▶ **WHAT THE TASK ASKS**: An exact copy of every record is the expected answer.

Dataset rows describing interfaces
━━━

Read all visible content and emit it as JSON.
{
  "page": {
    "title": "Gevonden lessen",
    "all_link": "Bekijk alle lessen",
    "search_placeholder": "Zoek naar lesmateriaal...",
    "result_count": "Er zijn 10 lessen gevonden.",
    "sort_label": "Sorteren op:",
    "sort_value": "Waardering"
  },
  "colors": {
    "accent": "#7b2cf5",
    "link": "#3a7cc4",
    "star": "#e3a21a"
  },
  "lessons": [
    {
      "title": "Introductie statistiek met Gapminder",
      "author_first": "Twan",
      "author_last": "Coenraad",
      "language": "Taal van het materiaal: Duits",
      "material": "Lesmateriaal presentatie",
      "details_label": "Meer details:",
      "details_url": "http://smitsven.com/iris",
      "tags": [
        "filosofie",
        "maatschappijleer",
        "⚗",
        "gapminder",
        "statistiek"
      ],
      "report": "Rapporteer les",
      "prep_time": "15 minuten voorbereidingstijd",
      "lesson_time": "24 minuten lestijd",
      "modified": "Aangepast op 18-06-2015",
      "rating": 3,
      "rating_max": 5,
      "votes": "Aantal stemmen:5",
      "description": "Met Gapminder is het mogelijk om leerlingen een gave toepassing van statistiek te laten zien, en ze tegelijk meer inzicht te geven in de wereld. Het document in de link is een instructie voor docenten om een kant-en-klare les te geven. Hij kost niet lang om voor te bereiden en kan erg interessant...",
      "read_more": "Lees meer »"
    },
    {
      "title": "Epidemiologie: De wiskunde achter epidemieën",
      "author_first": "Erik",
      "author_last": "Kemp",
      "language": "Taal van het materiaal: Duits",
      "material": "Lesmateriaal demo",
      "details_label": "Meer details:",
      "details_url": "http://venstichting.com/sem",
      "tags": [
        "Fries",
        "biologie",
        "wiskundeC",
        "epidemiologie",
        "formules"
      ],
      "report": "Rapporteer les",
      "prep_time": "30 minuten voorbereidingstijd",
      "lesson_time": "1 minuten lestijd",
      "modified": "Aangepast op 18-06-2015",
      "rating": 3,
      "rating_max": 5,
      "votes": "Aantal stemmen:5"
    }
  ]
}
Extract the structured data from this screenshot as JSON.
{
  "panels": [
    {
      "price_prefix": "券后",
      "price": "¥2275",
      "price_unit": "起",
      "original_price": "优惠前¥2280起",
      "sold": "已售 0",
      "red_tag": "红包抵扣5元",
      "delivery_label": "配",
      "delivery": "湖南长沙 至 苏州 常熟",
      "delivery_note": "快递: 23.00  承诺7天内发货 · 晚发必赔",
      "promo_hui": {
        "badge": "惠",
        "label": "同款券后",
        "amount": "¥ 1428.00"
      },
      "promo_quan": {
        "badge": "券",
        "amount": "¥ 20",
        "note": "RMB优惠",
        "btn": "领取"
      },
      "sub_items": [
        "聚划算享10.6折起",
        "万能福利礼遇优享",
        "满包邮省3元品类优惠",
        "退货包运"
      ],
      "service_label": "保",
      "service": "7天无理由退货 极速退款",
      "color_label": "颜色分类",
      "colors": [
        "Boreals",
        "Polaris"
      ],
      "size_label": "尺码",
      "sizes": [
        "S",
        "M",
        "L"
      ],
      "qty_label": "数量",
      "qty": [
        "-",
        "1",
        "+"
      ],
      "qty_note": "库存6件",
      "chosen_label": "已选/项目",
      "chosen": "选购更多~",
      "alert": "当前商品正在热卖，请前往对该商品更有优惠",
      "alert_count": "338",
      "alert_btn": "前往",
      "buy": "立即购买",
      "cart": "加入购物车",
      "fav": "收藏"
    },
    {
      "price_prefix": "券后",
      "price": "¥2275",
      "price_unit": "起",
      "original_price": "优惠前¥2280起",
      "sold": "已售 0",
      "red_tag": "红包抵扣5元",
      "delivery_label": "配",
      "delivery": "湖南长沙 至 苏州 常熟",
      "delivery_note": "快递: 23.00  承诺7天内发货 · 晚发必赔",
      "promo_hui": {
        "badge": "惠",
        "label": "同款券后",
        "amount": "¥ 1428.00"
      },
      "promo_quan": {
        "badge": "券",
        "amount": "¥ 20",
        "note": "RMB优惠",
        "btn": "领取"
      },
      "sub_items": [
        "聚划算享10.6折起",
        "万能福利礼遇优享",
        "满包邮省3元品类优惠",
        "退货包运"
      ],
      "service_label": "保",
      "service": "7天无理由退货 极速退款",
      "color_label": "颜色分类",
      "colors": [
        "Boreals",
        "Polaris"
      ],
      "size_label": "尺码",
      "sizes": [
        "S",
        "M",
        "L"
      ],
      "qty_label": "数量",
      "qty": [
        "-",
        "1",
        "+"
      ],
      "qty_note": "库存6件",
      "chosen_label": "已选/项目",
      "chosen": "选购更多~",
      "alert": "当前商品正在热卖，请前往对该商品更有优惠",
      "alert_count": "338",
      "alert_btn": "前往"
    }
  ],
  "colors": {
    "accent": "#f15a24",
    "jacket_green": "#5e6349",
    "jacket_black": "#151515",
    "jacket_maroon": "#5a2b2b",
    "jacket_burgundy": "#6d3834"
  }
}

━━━

▶ **THE COMPLETED TASK**:
Read all visible content and emit it as JSON.
{
  "page": {
    "title": "Gevonden lessen",
    "all_link": "Bekijk alle lessen",
    "search_placeholder": "Zoek naar lesmateriaal...",
    "result_count": "Er zijn 10 lessen gevonden.",
    "sort_label": "Sorteren op:",
    "sort_value": "Waardering"
  },
  "colors": {
    "accent": "#7b2cf5",
    "link": "#3a7cc4",
    "star": "#e3a21a"
  },
  "lessons": [
    {
      "title": "Introductie statistiek met Gapminder",
      "author_first": "Twan",
      "author_last": "Coenraad",
      "language": "Taal van het materiaal: Duits",
      "material": "Lesmateriaal presentatie",
      "details_label": "Meer details:",
      "details_url": "http://smitsven.com/iris",
      "tags": [
        "filosofie",
        "maatschappijleer",
        "⚗",
        "gapminder",
        "statistiek"
      ],
      "report": "Rapporteer les",
      "prep_time": "15 minuten voorbereidingstijd",
      "lesson_time": "24 minuten lestijd",
      "modified": "Aangepast op 18-06-2015",
      "rating": 3,
      "rating_max": 5,
      "votes": "Aantal stemmen:5",
      "description": "Met Gapminder is het mogelijk om leerlingen een gave toepassing van statistiek te laten zien, en ze tegelijk meer inzicht te geven in de wereld. Het document in de link is een instructie voor docenten om een kant-en-klare les te geven. Hij kost niet lang om voor te bereiden en kan erg interessant...",
      "read_more": "Lees meer »"
    },
    {
      "title": "Epidemiologie: De wiskunde achter epidemieën",
      "author_first": "Erik",
      "author_last": "Kemp",
      "language": "Taal van het materiaal: Duits",
      "material": "Lesmateriaal demo",
      "details_label": "Meer details:",
      "details_url": "http://venstichting.com/sem",
      "tags": [
        "Fries",
        "biologie",
        "wiskundeC",
        "epidemiologie",
        "formules"
      ],
      "report": "Rapporteer les",
      "prep_time": "30 minuten voorbereidingstijd",
      "lesson_time": "1 minuten lestijd",
      "modified": "Aangepast op 18-06-2015",
      "rating": 3,
      "rating_max": 5,
      "votes": "Aantal stemmen:5"
    }
  ]
}
Extract the structured data from this screenshot as JSON.
{
  "panels": [
    {
      "price_prefix": "券后",
      "price": "¥2275",
      "price_unit": "起",
      "original_price": "优惠前¥2280起",
      "sold": "已售 0",
      "red_tag": "红包抵扣5元",
      "delivery_label": "配",
      "delivery": "湖南长沙 至 苏州 常熟",
      "delivery_note": "快递: 23.00  承诺7天内发货 · 晚发必赔",
      "promo_hui": {
        "badge": "惠",
        "label": "同款券后",
        "amount": "¥ 1428.00"
      },
      "promo_quan": {
        "badge": "券",
        "amount": "¥ 20",
        "note": "RMB优惠",
        "btn": "领取"
      },
      "sub_items": [
        "聚划算享10.6折起",
        "万能福利礼遇优享",
        "满包邮省3元品类优惠",
        "退货包运"
      ],
      "service_label": "保",
      "service": "7天无理由退货 极速退款",
      "color_label": "颜色分类",
      "colors": [
        "Boreals",
        "Polaris"
      ],
      "size_label": "尺码",
      "sizes": [
        "S",
        "M",
        "L"
      ],
      "qty_label": "数量",
      "qty": [
        "-",
        "1",
        "+"
      ],
      "qty_note": "库存6件",
      "chosen_label": "已选/项目",
      "chosen": "选购更多~",
      "alert": "当前商品正在热卖，请前往对该商品更有优惠",
      "alert_count": "338",
      "alert_btn": "前往",
      "buy": "立即购买",
      "cart": "加入购物车",
      "fav": "收藏"
    },
    {
      "price_prefix": "券后",
      "price": "¥2275",
      "price_unit": "起",
      "original_price": "优惠前¥2280起",
      "sold": "已售 0",
      "red_tag": "红包抵扣5元",
      "delivery_label": "配",
      "delivery": "湖南长沙 至 苏州 常熟",
      "delivery_note": "快递: 23.00  承诺7天内发货 · 晚发必赔",
      "promo_hui": {
        "badge": "惠",
        "label": "同款券后",
        "amount": "¥ 1428.00"
      },
      "promo_quan": {
        "badge": "券",
        "amount": "¥ 20",
        "note": "RMB优惠",
        "btn": "领取"
      },
      "sub_items": [
        "聚划算享10.6折起",
        "万能福利礼遇优享",
        "满包邮省3元品类优惠",
        "退货包运"
      ],
      "service_label": "保",
      "service": "7天无理由退货 极速退款",
      "color_label": "颜色分类",
      "colors": [
        "Boreals",
        "Polaris"
      ],
      "size_label": "尺码",
      "sizes": [
        "S",
        "M",
        "L"
      ],
      "qty_label": "数量",
      "qty": [
        "-",
        "1",
        "+"
      ],
      "qty_note": "库存6件",
      "chosen_label": "已选/项目",
      "chosen": "选购更多~",
      "alert": "当前商品正在热卖，请前往对该商品更有优惠",
      "alert_count": "338",
      "alert_btn": "前往"
    }
  ],
  "colors": {
    "accent": "#f15a24",
    "jacket_green": "#5e6349",
    "jacket_black": "#151515",
    "jacket_maroon": "#5a2b2b",
    "jacket_burgundy": "#6d3834"
  }
}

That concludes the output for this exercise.